It remains to be seen if the Netherlands will continue to follow a similar path and one would hope the tax gets lifted after 2017. As these things go, however, I am not too optimistic. This renovation was partly financed by selling off some of the apartments. The corporation Woonstad built a mere 450 new socially rented units in 2012, against the sale of 716 units in the same year. According to their own admission, they have had to let go of 80 people and will pass on a rent increase to their tenants to be able to pay the new tax.
The last sentence of the article, before editing read:
Furthermore, in December 2013 a law was passed which levies a tax of 1.7 billion Euros on the assets of the housing corporations until 2017. This tax will be reflected in higher rents for social tenants and is likely to bring building of social housing to a close, a new reality that makes a mockery of the spirit of responsible governance and collectivity in which Spangen was originally conceived.
Postscript: A day after writing this post I came across an interesting quote in the book “Hugh Maaskant – Architect of Progress” by Michelle Provoost. Hugh Maaskant was a modernist architect, and mainly active during the reconstruction period immediately after WWII. In the book attention is given to the socio-political context of that era:
“The industrialization project began in 1949, when the first Marshall Plan funds were received from the United States. The first ‘Memorandum Concerning the Industrialization of the Netherlands’ was issued that same year, to be followed by eight further industrialization memoranda. This policy reflected the characteristics of the Roman Catholic-social democrat government coalition of the reconstruction period: a policy of planned wages and prices coupled with a social housing policy predicated on low rents, in order to keep labour costs low for business.”

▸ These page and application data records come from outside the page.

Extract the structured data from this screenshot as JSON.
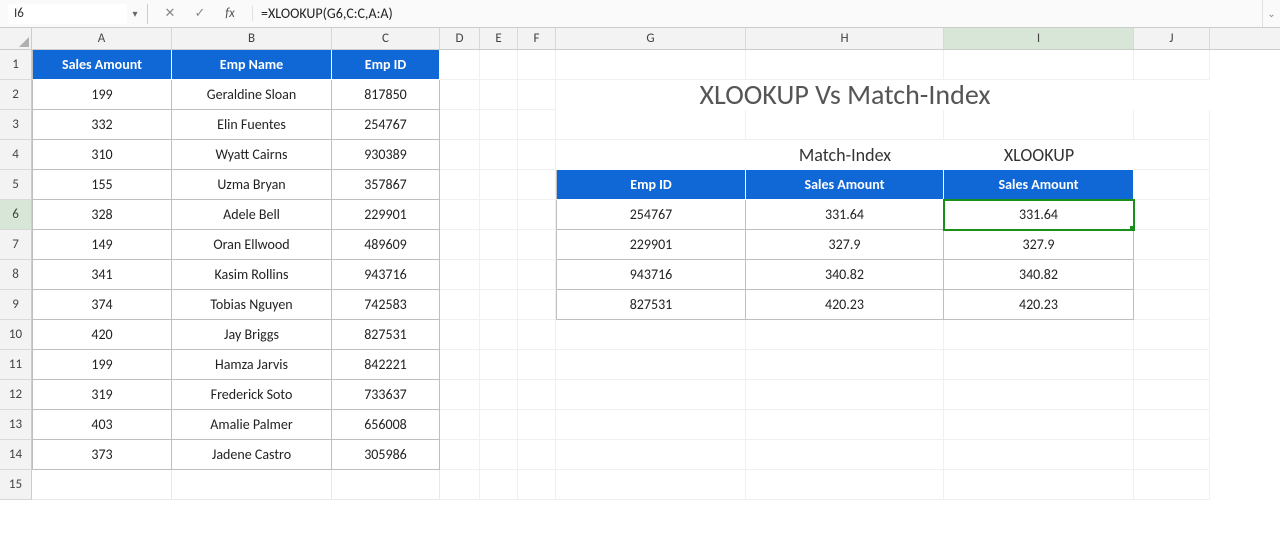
{
  "formula_bar": {
    "cell_ref": "I6",
    "cancel": "✕",
    "confirm": "✓",
    "fx": "fx",
    "formula": "=XLOOKUP(G6,C:C,A:A)",
    "dropdown": "▾",
    "expand": "⌄"
  },
  "columns": [
    "A",
    "B",
    "C",
    "D",
    "E",
    "F",
    "G",
    "H",
    "I",
    "J"
  ],
  "row_count": 15,
  "left_table": {
    "headers": {
      "a": "Sales Amount",
      "b": "Emp Name",
      "c": "Emp ID"
    },
    "rows": [
      {
        "a": "199",
        "b": "Geraldine Sloan",
        "c": "817850"
      },
      {
        "a": "332",
        "b": "Elin Fuentes",
        "c": "254767"
      },
      {
        "a": "310",
        "b": "Wyatt Cairns",
        "c": "930389"
      },
      {
        "a": "155",
        "b": "Uzma Bryan",
        "c": "357867"
      },
      {
        "a": "328",
        "b": "Adele Bell",
        "c": "229901"
      },
      {
        "a": "149",
        "b": "Oran Ellwood",
        "c": "489609"
      },
      {
        "a": "341",
        "b": "Kasim Rollins",
        "c": "943716"
      },
      {
        "a": "374",
        "b": "Tobias Nguyen",
        "c": "742583"
      },
      {
        "a": "420",
        "b": "Jay Briggs",
        "c": "827531"
      },
      {
        "a": "199",
        "b": "Hamza Jarvis",
        "c": "842221"
      },
      {
        "a": "319",
        "b": "Frederick Soto",
        "c": "733637"
      },
      {
        "a": "403",
        "b": "Amalie Palmer",
        "c": "656008"
      },
      {
        "a": "373",
        "b": "Jadene Castro",
        "c": "305986"
      }
    ]
  },
  "title": "XLOOKUP Vs Match-Index",
  "cmp": {
    "labels": {
      "h": "Match-Index",
      "i": "XLOOKUP"
    },
    "headers": {
      "g": "Emp ID",
      "h": "Sales Amount",
      "i": "Sales Amount"
    },
    "rows": [
      {
        "g": "254767",
        "h": "331.64",
        "i": "331.64"
      },
      {
        "g": "229901",
        "h": "327.9",
        "i": "327.9"
      },
      {
        "g": "943716",
        "h": "340.82",
        "i": "340.82"
      },
      {
        "g": "827531",
        "h": "420.23",
        "i": "420.23"
      }
    ]
  },
  "active_cell": "I6"
}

What is interesting in this description is that the government, in spite of the austerity of the post war years, was quite keen to strike a balance between economic and social interests, and opted for a model which now reads as a planned economy. Socially rented accommodation was seen as an effective way to keep wage demands down and the subsidies towards housing were thus understood as a subsidy which would create a favorable business climate. In other words, subsidizing housing helps the population and helps business.

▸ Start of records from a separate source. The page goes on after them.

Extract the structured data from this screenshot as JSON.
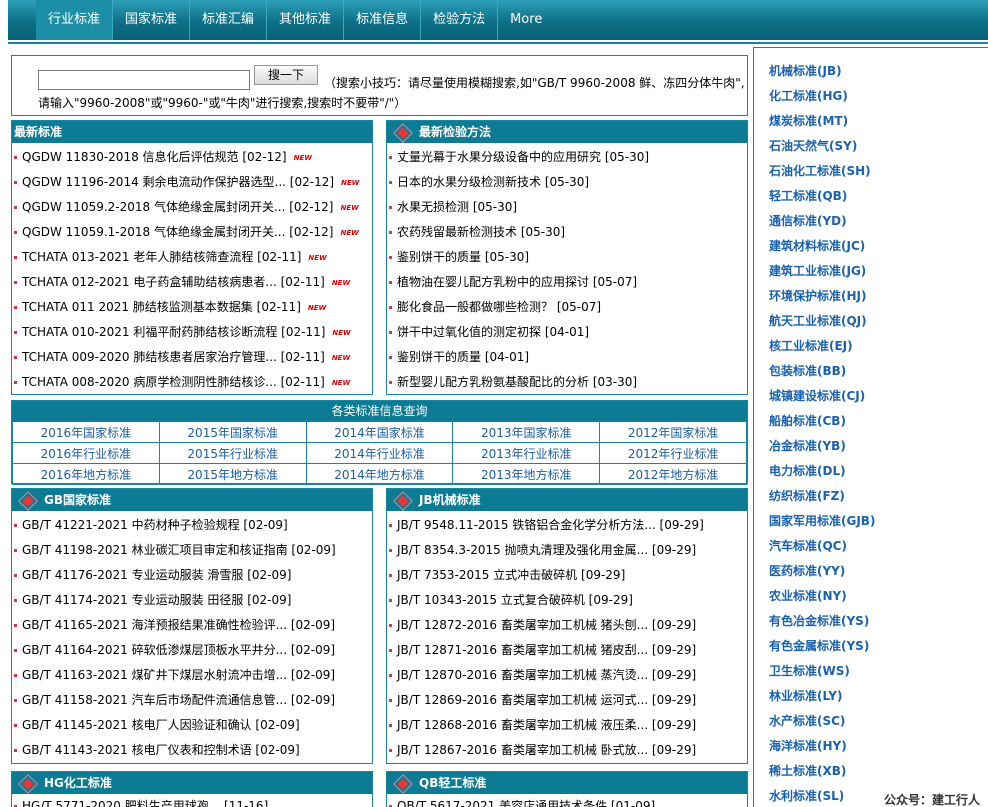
{
  "nav": {
    "items": [
      "行业标准",
      "国家标准",
      "标准汇编",
      "其他标准",
      "标准信息",
      "检验方法",
      "More"
    ]
  },
  "search": {
    "input_value": "",
    "button_label": "搜一下",
    "tip_line1": "（搜索小技巧：请尽量使用模糊搜索,如\"GB/T 9960-2008 鲜、冻四分体牛肉\",",
    "tip_line2": "请输入\"9960-2008\"或\"9960-\"或\"牛肉\"进行搜索,搜索时不要带\"/\"）"
  },
  "latest_standards": {
    "title": "最新标准",
    "new_badge": "NEW",
    "items": [
      {
        "text": "QGDW 11830-2018 信息化后评估规范",
        "date": "[02-12]"
      },
      {
        "text": "QGDW 11196-2014 剩余电流动作保护器选型...",
        "date": "[02-12]"
      },
      {
        "text": "QGDW 11059.2-2018 气体绝缘金属封闭开关...",
        "date": "[02-12]"
      },
      {
        "text": "QGDW 11059.1-2018 气体绝缘金属封闭开关...",
        "date": "[02-12]"
      },
      {
        "text": "TCHATA 013-2021 老年人肺结核筛查流程",
        "date": "[02-11]"
      },
      {
        "text": "TCHATA 012-2021 电子药盒辅助结核病患者...",
        "date": "[02-11]"
      },
      {
        "text": "TCHATA 011 2021 肺结核监测基本数据集",
        "date": "[02-11]"
      },
      {
        "text": "TCHATA 010-2021 利福平耐药肺结核诊断流程",
        "date": "[02-11]"
      },
      {
        "text": "TCHATA 009-2020 肺结核患者居家治疗管理...",
        "date": "[02-11]"
      },
      {
        "text": "TCHATA 008-2020 病原学检测阴性肺结核诊...",
        "date": "[02-11]"
      }
    ]
  },
  "latest_methods": {
    "title": "最新检验方法",
    "items": [
      {
        "text": "丈量光幕于水果分级设备中的应用研究",
        "date": "[05-30]"
      },
      {
        "text": "日本的水果分级检测新技术",
        "date": "[05-30]"
      },
      {
        "text": "水果无损检测",
        "date": "[05-30]"
      },
      {
        "text": "农药残留最新检测技术",
        "date": "[05-30]"
      },
      {
        "text": "鉴别饼干的质量",
        "date": "[05-30]"
      },
      {
        "text": "植物油在婴儿配方乳粉中的应用探讨",
        "date": "[05-07]"
      },
      {
        "text": "膨化食品一般都做哪些检测？",
        "date": "[05-07]"
      },
      {
        "text": "饼干中过氧化值的测定初探",
        "date": "[04-01]"
      },
      {
        "text": "鉴别饼干的质量",
        "date": "[04-01]"
      },
      {
        "text": "新型婴儿配方乳粉氨基酸配比的分析",
        "date": "[03-30]"
      }
    ]
  },
  "query": {
    "title": "各类标准信息查询",
    "rows": [
      [
        "2016年国家标准",
        "2015年国家标准",
        "2014年国家标准",
        "2013年国家标准",
        "2012年国家标准"
      ],
      [
        "2016年行业标准",
        "2015年行业标准",
        "2014年行业标准",
        "2013年行业标准",
        "2012年行业标准"
      ],
      [
        "2016年地方标准",
        "2015年地方标准",
        "2014年地方标准",
        "2013年地方标准",
        "2012年地方标准"
      ]
    ]
  },
  "gb": {
    "title": "GB国家标准",
    "items": [
      {
        "text": "GB/T 41221-2021 中药材种子检验规程",
        "date": "[02-09]"
      },
      {
        "text": "GB/T 41198-2021 林业碳汇项目审定和核证指南",
        "date": "[02-09]"
      },
      {
        "text": "GB/T 41176-2021 专业运动服装 滑雪服",
        "date": "[02-09]"
      },
      {
        "text": "GB/T 41174-2021 专业运动服装 田径服",
        "date": "[02-09]"
      },
      {
        "text": "GB/T 41165-2021 海洋预报结果准确性检验评...",
        "date": "[02-09]"
      },
      {
        "text": "GB/T 41164-2021 碎软低渗煤层顶板水平井分...",
        "date": "[02-09]"
      },
      {
        "text": "GB/T 41163-2021 煤矿井下煤层水射流冲击增...",
        "date": "[02-09]"
      },
      {
        "text": "GB/T 41158-2021 汽车后市场配件流通信息管...",
        "date": "[02-09]"
      },
      {
        "text": "GB/T 41145-2021 核电厂人因验证和确认",
        "date": "[02-09]"
      },
      {
        "text": "GB/T 41143-2021 核电厂仪表和控制术语",
        "date": "[02-09]"
      }
    ]
  },
  "jb": {
    "title": "JB机械标准",
    "items": [
      {
        "text": "JB/T 9548.11-2015 铁铬铝合金化学分析方法...",
        "date": "[09-29]"
      },
      {
        "text": "JB/T 8354.3-2015 抛喷丸清理及强化用金属...",
        "date": "[09-29]"
      },
      {
        "text": "JB/T 7353-2015 立式冲击破碎机",
        "date": "[09-29]"
      },
      {
        "text": "JB/T 10343-2015 立式复合破碎机",
        "date": "[09-29]"
      },
      {
        "text": "JB/T 12872-2016 畜类屠宰加工机械 猪头刨...",
        "date": "[09-29]"
      },
      {
        "text": "JB/T 12871-2016 畜类屠宰加工机械 猪皮刮...",
        "date": "[09-29]"
      },
      {
        "text": "JB/T 12870-2016 畜类屠宰加工机械 蒸汽烫...",
        "date": "[09-29]"
      },
      {
        "text": "JB/T 12869-2016 畜类屠宰加工机械 运河式...",
        "date": "[09-29]"
      },
      {
        "text": "JB/T 12868-2016 畜类屠宰加工机械 液压柔...",
        "date": "[09-29]"
      },
      {
        "text": "JB/T 12867-2016 畜类屠宰加工机械 卧式放...",
        "date": "[09-29]"
      }
    ]
  },
  "hg": {
    "title": "HG化工标准",
    "items": [
      {
        "text": "HG/T 5771-2020 肥料生产用球孢...",
        "date": "[11-16]"
      }
    ]
  },
  "qb": {
    "title": "QB轻工标准",
    "items": [
      {
        "text": "QB/T 5617-2021 美容店通用技术条件",
        "date": "[01-09]"
      }
    ]
  },
  "sidebar": {
    "items": [
      "机械标准(JB)",
      "化工标准(HG)",
      "煤炭标准(MT)",
      "石油天然气(SY)",
      "石油化工标准(SH)",
      "轻工标准(QB)",
      "通信标准(YD)",
      "建筑材料标准(JC)",
      "建筑工业标准(JG)",
      "环境保护标准(HJ)",
      "航天工业标准(QJ)",
      "核工业标准(EJ)",
      "包装标准(BB)",
      "城镇建设标准(CJ)",
      "船舶标准(CB)",
      "冶金标准(YB)",
      "电力标准(DL)",
      "纺织标准(FZ)",
      "国家军用标准(GJB)",
      "汽车标准(QC)",
      "医药标准(YY)",
      "农业标准(NY)",
      "有色冶金标准(YS)",
      "有色金属标准(YS)",
      "卫生标准(WS)",
      "林业标准(LY)",
      "水产标准(SC)",
      "海洋标准(HY)",
      "稀土标准(XB)",
      "水利标准(SL)"
    ]
  },
  "watermark": "公众号：建工行人",
  "colors": {
    "nav_bg": "#0d6f86",
    "panel_head": "#0e7b94",
    "border": "#1687a0",
    "sidebar_link": "#1a62b0",
    "new_badge": "#dd0000"
  }
}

If we now fast forward to the 1.7 billion Euro housing corporation tax, and the fact that this tax can be tied to the bank bail-outs and the economic crisis which followed, we see the application of an austerity doctrine which will only lead to a further contraction of the economy and will lead to additional social costs (externalities) which will again have to be picked up by the taxpayer. Firstly, the bank bail-outs will have the effect of the continuation of a model which is based on rising debt and an unrealistic rise of house prices. The real estate crash has brought the building of new stock to a standstill, which means that demand will continue to outweigh supply. Secondly, the taxpayer subsidy towards the banks will do nothing towards real economic growth. As we have seen, the banks have hoarded the money to balance their books, and have done little to pump the money back into the real economy. Finally, the tax will have to be paid by people who have already had to endure a large drop in their real wages over a few decades of sustained neo-liberal policies. (they are in no position to deal with a year-on-year rent increase of 4%). Sooner or later this will translate in wage demands from people who hold jobs or, – worse still -, increased pressure on social services, which will lead to an increase in – you guessed it -, the government deficit.

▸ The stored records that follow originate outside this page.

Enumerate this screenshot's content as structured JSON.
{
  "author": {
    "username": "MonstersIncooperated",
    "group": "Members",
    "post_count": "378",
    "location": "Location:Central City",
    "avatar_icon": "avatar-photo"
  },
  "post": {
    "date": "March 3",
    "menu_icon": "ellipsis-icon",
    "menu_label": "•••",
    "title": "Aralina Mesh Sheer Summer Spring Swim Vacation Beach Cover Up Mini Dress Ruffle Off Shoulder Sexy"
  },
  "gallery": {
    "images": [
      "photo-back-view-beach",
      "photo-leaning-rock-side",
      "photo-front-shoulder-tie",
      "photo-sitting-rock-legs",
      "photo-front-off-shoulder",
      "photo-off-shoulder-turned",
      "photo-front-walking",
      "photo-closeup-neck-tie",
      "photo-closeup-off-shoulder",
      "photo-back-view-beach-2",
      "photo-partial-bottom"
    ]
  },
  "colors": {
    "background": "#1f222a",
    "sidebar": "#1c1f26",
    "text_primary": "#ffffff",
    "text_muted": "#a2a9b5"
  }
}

Would it not be better to return to a model in which social housing subsidies are used to construct more affordable stock, aid the ailing construction industry, and kick start economic recovery, as opposed to cause a further increase in income inequality and continued support for the financial industry which has created this situation to begin with?